Thursday, February 23, 2012
I last posted a version of this chart in early January, citing it as evidence that the housing price bubble had definitely burst. With January data now available, here's an update. According to the National Association of Realtors, and adjusted for inflation, real median home prices of existing single-family homes are now back down to where they were in the mid-1970s. That's a monster correction. Prices could go lower—I'm not saying they won't—but I think investors and potential homebuyers should be looking at this as a sign that the next big thing to happen to the housing market is more likely to be significantly higher prices rather than significantly lower prices.
I received several critical comments about my post yesterday (More progress in the housing market) from readers who assert that data from the NAR is not to be trusted. That could well be true, and is probably good advice, but the same goes for just about any data source that is not based on real-time, liquid market prices (e.g., data on jobs, which can be skewed by faulty seasonal adjustment factors, and are based on surveys and estimates, and which are likely to be revised in the future). Regardless, while the NAR may have a bias to make home sales look stronger than they really are, I doubt that they have an interest in making home prices look weaker than they really are.
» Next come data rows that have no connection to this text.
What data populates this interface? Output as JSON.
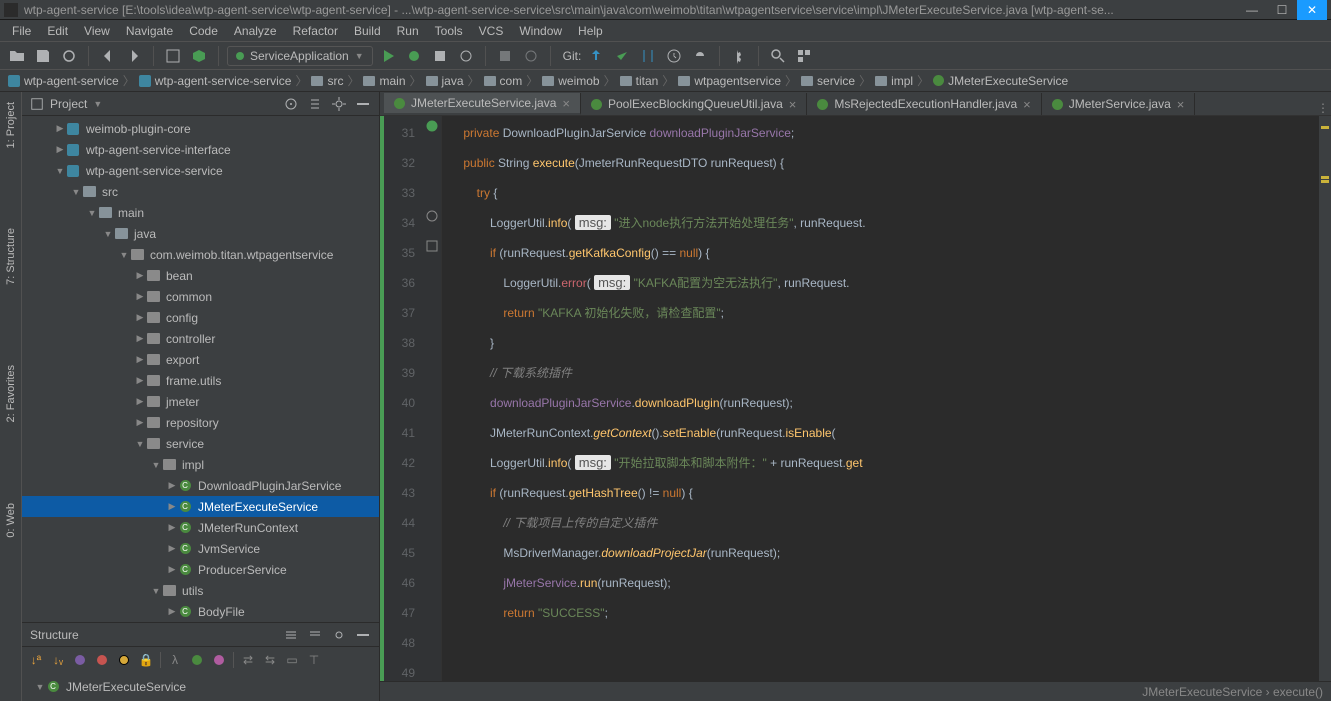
{
  "titlebar": "wtp-agent-service [E:\\tools\\idea\\wtp-agent-service\\wtp-agent-service] - ...\\wtp-agent-service-service\\src\\main\\java\\com\\weimob\\titan\\wtpagentservice\\service\\impl\\JMeterExecuteService.java [wtp-agent-se...",
  "menu": [
    "File",
    "Edit",
    "View",
    "Navigate",
    "Code",
    "Analyze",
    "Refactor",
    "Build",
    "Run",
    "Tools",
    "VCS",
    "Window",
    "Help"
  ],
  "run_config": "ServiceApplication",
  "git_label": "Git:",
  "breadcrumbs": [
    {
      "icon": "module",
      "label": "wtp-agent-service"
    },
    {
      "icon": "module",
      "label": "wtp-agent-service-service"
    },
    {
      "icon": "folder",
      "label": "src"
    },
    {
      "icon": "folder",
      "label": "main"
    },
    {
      "icon": "folder",
      "label": "java"
    },
    {
      "icon": "folder",
      "label": "com"
    },
    {
      "icon": "folder",
      "label": "weimob"
    },
    {
      "icon": "folder",
      "label": "titan"
    },
    {
      "icon": "folder",
      "label": "wtpagentservice"
    },
    {
      "icon": "folder",
      "label": "service"
    },
    {
      "icon": "folder",
      "label": "impl"
    },
    {
      "icon": "class",
      "label": "JMeterExecuteService"
    }
  ],
  "left_tabs": [
    "1: Project",
    "7: Structure",
    "2: Favorites",
    "0: Web"
  ],
  "project_panel": {
    "title": "Project",
    "tree": [
      {
        "d": 2,
        "arrow": "▶",
        "ic": "module",
        "label": "weimob-plugin-core"
      },
      {
        "d": 2,
        "arrow": "▶",
        "ic": "module",
        "label": "wtp-agent-service-interface"
      },
      {
        "d": 2,
        "arrow": "▼",
        "ic": "module",
        "label": "wtp-agent-service-service"
      },
      {
        "d": 3,
        "arrow": "▼",
        "ic": "folder",
        "label": "src"
      },
      {
        "d": 4,
        "arrow": "▼",
        "ic": "folder",
        "label": "main"
      },
      {
        "d": 5,
        "arrow": "▼",
        "ic": "folder",
        "label": "java"
      },
      {
        "d": 6,
        "arrow": "▼",
        "ic": "pkg",
        "label": "com.weimob.titan.wtpagentservice"
      },
      {
        "d": 7,
        "arrow": "▶",
        "ic": "pkg",
        "label": "bean"
      },
      {
        "d": 7,
        "arrow": "▶",
        "ic": "pkg",
        "label": "common"
      },
      {
        "d": 7,
        "arrow": "▶",
        "ic": "pkg",
        "label": "config"
      },
      {
        "d": 7,
        "arrow": "▶",
        "ic": "pkg",
        "label": "controller"
      },
      {
        "d": 7,
        "arrow": "▶",
        "ic": "pkg",
        "label": "export"
      },
      {
        "d": 7,
        "arrow": "▶",
        "ic": "pkg",
        "label": "frame.utils"
      },
      {
        "d": 7,
        "arrow": "▶",
        "ic": "pkg",
        "label": "jmeter"
      },
      {
        "d": 7,
        "arrow": "▶",
        "ic": "pkg",
        "label": "repository"
      },
      {
        "d": 7,
        "arrow": "▼",
        "ic": "pkg",
        "label": "service"
      },
      {
        "d": 8,
        "arrow": "▼",
        "ic": "pkg",
        "label": "impl"
      },
      {
        "d": 9,
        "arrow": "▶",
        "ic": "class",
        "label": "DownloadPluginJarService"
      },
      {
        "d": 9,
        "arrow": "▶",
        "ic": "class",
        "label": "JMeterExecuteService",
        "selected": true
      },
      {
        "d": 9,
        "arrow": "▶",
        "ic": "class",
        "label": "JMeterRunContext"
      },
      {
        "d": 9,
        "arrow": "▶",
        "ic": "class",
        "label": "JvmService"
      },
      {
        "d": 9,
        "arrow": "▶",
        "ic": "class",
        "label": "ProducerService"
      },
      {
        "d": 8,
        "arrow": "▼",
        "ic": "pkg",
        "label": "utils"
      },
      {
        "d": 9,
        "arrow": "▶",
        "ic": "class",
        "label": "BodyFile"
      }
    ]
  },
  "structure_panel": {
    "title": "Structure",
    "current": "JMeterExecuteService"
  },
  "editor": {
    "tabs": [
      {
        "label": "JMeterExecuteService.java",
        "active": true
      },
      {
        "label": "PoolExecBlockingQueueUtil.java"
      },
      {
        "label": "MsRejectedExecutionHandler.java"
      },
      {
        "label": "JMeterService.java"
      }
    ],
    "lines": [
      31,
      32,
      33,
      34,
      35,
      36,
      37,
      38,
      39,
      40,
      41,
      42,
      43,
      44,
      45,
      46,
      47,
      48,
      49
    ],
    "code": {
      "l31": {
        "kw": "private",
        "type": "DownloadPluginJarService",
        "fld": "downloadPluginJarService",
        ";": ";"
      },
      "l34": {
        "kw1": "public",
        "type": "String",
        "mth": "execute",
        "args": "(JmeterRunRequestDTO runRequest) {"
      },
      "l35": {
        "kw": "try",
        "txt": " {"
      },
      "l36": {
        "cls": "LoggerUtil",
        "dot": ".",
        "mth": "info",
        "badge": "msg:",
        "str": "\"进入node执行方法开始处理任务\"",
        "tail": ", runRequest."
      },
      "l37": {
        "kw": "if",
        "txt": " (runRequest.",
        "mth": "getKafkaConfig",
        "txt2": "() == ",
        "kw2": "null",
        "txt3": ") {"
      },
      "l38": {
        "cls": "LoggerUtil",
        "dot": ".",
        "err": "error",
        "badge": "msg:",
        "str": "\"KAFKA配置为空无法执行\"",
        "tail": ", runRequest."
      },
      "l39": {
        "kw": "return",
        "str": " \"KAFKA 初始化失败，请检查配置\"",
        "semi": ";"
      },
      "l40": "            }",
      "l41": "// 下载系统插件",
      "l42": {
        "fld": "downloadPluginJarService",
        "dot": ".",
        "mth": "downloadPlugin",
        "txt": "(runRequest);"
      },
      "l43": {
        "cls": "JMeterRunContext",
        "dot": ".",
        "ital": "getContext",
        "txt": "().",
        "mth": "setEnable",
        "txt2": "(runRequest.",
        "mth2": "isEnable",
        "txt3": "("
      },
      "l44": {
        "cls": "LoggerUtil",
        "dot": ".",
        "mth": "info",
        "badge": "msg:",
        "str": "\"开始拉取脚本和脚本附件：\"",
        "txt": " + runRequest.",
        "mth2": "get"
      },
      "l45": {
        "kw": "if",
        "txt": " (runRequest.",
        "mth": "getHashTree",
        "txt2": "() != ",
        "kw2": "null",
        "txt3": ") {"
      },
      "l46": "// 下载项目上传的自定义插件",
      "l47": {
        "cls": "MsDriverManager",
        "dot": ".",
        "ital": "downloadProjectJar",
        "txt": "(runRequest);"
      },
      "l48": {
        "fld": "jMeterService",
        "dot": ".",
        "mth": "run",
        "txt": "(runRequest);"
      },
      "l49": {
        "kw": "return",
        "str": " \"SUCCESS\"",
        "semi": ";"
      }
    },
    "status_crumb": "JMeterExecuteService  ›  execute()"
  }
}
In any event, this chart of housing affordability (which shows that a family earning the median income has 195% of the income needed to purchase a median-price resale home using conventional financing) does reinforce my larger point, which is that housing likely has never been more affordable for the average family than it is today, thanks to the combination of sharply lower home prices, record-low mortgage rates, and rising real incomes. (The chart above also comes from the NAR, but affordability is so high that it's doubtful they can be completely fudging the numbers.) This is a time to be excited about buying, not fearful.
Posted by Scott Grannis at 10:55 AM